Back a few months ago, I won a copy of Ticket to Ride: Märklin from a giveaway contest that Kid Game Ratings has every so often for people that post reviews to their site. Anyway, Gwen and I had been meaning to play it ever since, but it didn’t hit the table until Saturday night after little Ms. Samantha finally gave in and fell asleep.
I had played once before, but it was Gwen’s first time with the Märklin rules. In my opening Destination Tickets, I drew and kept two long tickets while discarding two short ones, and Gwen kept three of hers (1 long and 2 short). My plan was to build up from München to Berlin (one of my tickets), and then connect across from Berlin to Düsseldorf (my other ticket). As I was getting up to Berlin, however, Gwen blocked off all northern access to Düsseldorf, so I had to come up from München through Nürnberg, Würzberg, Frankfurt, and Köln instead. It made one of my Passenger placements a little less efficient, but I still racked up a lot of points taking some of the longer routes.
Gwen, however, swept down through the center of the country from north to south. She connected to Denmark through Kiel, built through Dortmund and Frankfurt, and finally split her track in Mannheim to get to France (via Freiburg), Lindau, and München. While I used all three of my passengers (going through Berlin all three times), Gwen only used two (partly because I forced the end of the game and she had to choose between completing a ticket or moving her third passenger). What she did, however, was draw a heck of a lot of Destination Tickets throughout the game, and her more central and branching network made it a lot more likely that she had already completed (or nearly so) at least one each time.
In the end, I picked up 73 points from my passengers, but only completed 6 tickets for a total of 214 points. Gwen only got 44 points from passengers, but completed a dozen tickets (getting the 10-point “most tickets” bonus) and ended up with a total of, if you can believe it, 213 points. Yes, despite taking significantly different paths to get there, the game was decided by just one little, glorious point!
On the last turn, I actually chose to do nothing. I could have taken a chance on drawing some extra tickets to see if I already had some completed, but I didn’t want to blow the game (or win it, for that matter) because of blind luck (especially since I had drawn extra tickets a few turns earlier and not matched any of them right away). Just for kicks, we looked at what they were, and I actually had two of them already, which would have given me an extra 18 points. Of course, I could just as easily have ended up getting a handful of negative points, and with as close as it was, lost the game. So I think that I made the right decision anyway.

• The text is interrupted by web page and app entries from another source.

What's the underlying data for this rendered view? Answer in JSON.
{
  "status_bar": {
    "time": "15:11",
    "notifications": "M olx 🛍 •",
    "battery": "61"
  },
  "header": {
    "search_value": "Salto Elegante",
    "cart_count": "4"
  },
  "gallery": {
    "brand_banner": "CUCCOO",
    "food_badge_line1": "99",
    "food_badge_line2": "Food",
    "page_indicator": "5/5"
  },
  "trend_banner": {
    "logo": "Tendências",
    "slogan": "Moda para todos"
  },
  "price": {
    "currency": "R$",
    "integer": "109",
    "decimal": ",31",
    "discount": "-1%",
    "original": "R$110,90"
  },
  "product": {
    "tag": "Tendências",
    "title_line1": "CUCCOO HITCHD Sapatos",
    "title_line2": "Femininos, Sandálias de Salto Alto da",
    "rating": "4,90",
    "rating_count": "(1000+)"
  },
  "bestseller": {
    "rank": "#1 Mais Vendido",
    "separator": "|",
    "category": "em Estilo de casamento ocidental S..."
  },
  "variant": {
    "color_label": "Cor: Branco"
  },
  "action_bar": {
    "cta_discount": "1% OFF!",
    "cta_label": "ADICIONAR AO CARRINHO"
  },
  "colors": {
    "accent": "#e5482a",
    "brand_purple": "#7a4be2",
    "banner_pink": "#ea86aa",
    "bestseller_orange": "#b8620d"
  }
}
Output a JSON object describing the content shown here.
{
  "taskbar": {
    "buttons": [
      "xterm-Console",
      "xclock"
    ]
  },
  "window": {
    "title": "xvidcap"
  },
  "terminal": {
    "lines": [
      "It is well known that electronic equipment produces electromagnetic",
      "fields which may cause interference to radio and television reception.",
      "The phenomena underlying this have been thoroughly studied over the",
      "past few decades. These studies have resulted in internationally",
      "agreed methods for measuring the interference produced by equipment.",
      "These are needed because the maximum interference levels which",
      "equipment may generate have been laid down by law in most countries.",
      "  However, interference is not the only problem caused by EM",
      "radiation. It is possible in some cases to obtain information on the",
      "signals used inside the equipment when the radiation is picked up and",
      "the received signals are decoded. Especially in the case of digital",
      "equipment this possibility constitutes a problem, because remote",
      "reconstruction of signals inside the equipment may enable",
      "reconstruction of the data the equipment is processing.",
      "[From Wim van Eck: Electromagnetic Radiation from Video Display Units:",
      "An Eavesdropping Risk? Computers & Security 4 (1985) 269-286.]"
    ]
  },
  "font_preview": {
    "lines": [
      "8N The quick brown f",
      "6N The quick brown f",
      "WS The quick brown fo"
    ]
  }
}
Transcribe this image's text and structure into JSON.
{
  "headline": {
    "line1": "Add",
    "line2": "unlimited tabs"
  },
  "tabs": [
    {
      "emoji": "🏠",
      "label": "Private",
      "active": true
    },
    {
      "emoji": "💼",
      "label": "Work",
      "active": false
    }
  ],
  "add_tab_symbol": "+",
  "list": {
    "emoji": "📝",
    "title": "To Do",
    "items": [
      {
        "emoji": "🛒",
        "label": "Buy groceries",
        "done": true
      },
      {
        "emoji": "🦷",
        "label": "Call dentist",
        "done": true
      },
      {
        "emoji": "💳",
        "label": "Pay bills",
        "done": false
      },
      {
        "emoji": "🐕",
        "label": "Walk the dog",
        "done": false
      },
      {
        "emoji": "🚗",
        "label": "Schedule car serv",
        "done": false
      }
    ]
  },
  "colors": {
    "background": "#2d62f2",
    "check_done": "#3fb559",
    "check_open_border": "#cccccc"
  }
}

In general, I had fun playing Ticket to Ride: Märklin. But still, my feelings mostly match what I felt after my first play (which I echoed in my Ticket to Ride Series GotM! review as well). Basically, I think that the passenger mechanic feels tacked on and adds an unnecessary complication to an otherwise elegant game. The reason I like Ticket to Ride is that it’s simple, quick, and fun. But just organizing and putting out the little trip tokens alone doubles or triples the set-up time for Märklin, and while the game time is not significantly longer, there is a lot more potential for analysis paralysis with the added complexity.
However, I actually think that Märklin actually “works” at what it’s supposed to do. The passengers add another factor to consider in track constructionin as well as introducing both another path for scoring and an element of timing. This session was actually a great example, where I used route building and passenger movement to score most of my points while Gwen focused heavily on Destination Ticket completion, and in the end, we were only one point away from each other.
But in the end, I still come back to my main impression. If I want a deeper play experience, I’ll play a more complicated game – not just a version of Ticket to Ride with “more stuff” thrown in. (I feel the same way about Cities and Knights of Catan, by the way.) Maybe I’m guilty of putting Ticket to Ride in an unnecessarily small “box”, but I’m just not that interested in the “one game for everyone” concept of turning great gateway/family games into gamer’s games by continuing to add in extra mechanics… Even when it’s done as well as it’s done in TtR: Märklin.